AIM OF THE EXERCISE: Would you please copy each line of the data in which the string "SHOP" occurs?

%%

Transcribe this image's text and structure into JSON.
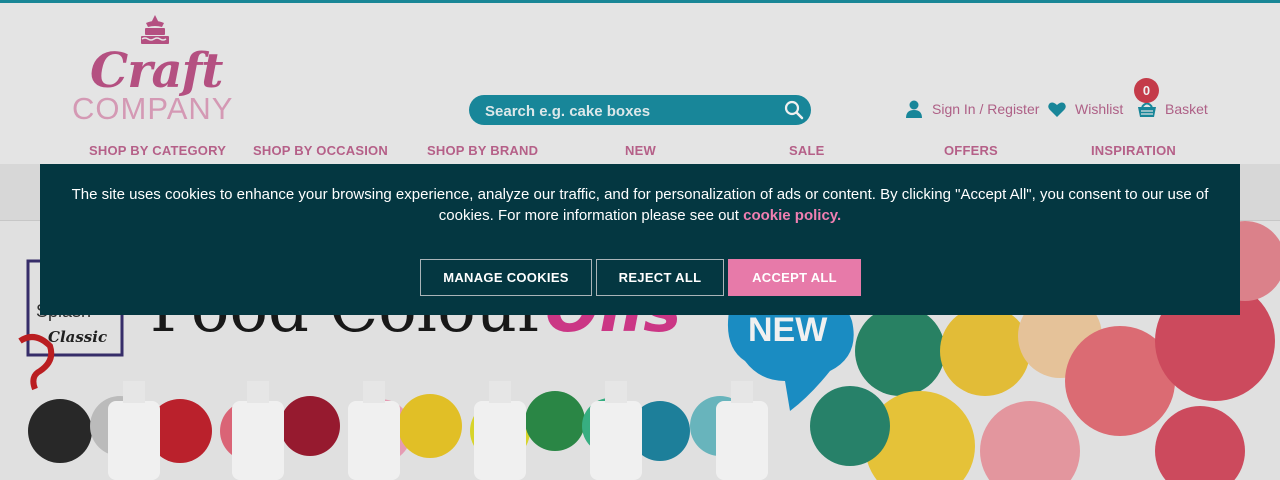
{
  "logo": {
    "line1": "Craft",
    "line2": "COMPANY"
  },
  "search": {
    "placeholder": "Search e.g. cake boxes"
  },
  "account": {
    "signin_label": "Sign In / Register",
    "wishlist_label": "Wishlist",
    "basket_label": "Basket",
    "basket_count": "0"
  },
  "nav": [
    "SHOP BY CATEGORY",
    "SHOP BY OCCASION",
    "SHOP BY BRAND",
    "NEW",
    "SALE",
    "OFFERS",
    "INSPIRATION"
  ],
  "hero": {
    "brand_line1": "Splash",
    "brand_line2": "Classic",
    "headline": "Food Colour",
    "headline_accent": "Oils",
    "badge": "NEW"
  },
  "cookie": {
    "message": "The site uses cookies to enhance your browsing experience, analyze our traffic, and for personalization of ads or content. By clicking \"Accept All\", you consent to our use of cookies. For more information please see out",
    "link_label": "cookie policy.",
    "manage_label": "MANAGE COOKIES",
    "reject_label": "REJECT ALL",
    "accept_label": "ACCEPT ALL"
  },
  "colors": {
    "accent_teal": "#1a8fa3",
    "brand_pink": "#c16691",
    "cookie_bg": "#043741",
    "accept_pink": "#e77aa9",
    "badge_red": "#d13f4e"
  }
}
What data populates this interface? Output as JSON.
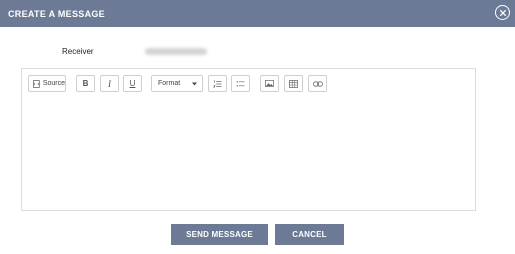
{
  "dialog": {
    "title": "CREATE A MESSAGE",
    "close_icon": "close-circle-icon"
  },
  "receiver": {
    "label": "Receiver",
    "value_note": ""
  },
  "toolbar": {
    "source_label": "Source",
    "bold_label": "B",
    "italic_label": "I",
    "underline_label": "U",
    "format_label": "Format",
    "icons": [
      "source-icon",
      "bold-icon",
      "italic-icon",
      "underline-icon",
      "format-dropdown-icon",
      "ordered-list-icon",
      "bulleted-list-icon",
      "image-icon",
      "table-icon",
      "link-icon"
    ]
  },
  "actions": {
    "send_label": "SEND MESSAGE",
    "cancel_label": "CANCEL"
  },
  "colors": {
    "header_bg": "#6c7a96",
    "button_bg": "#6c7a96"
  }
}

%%

FINISHED TASK:
    "SHOP BY CATEGORY",
    "SHOP BY OCCASION",
    "SHOP BY BRAND",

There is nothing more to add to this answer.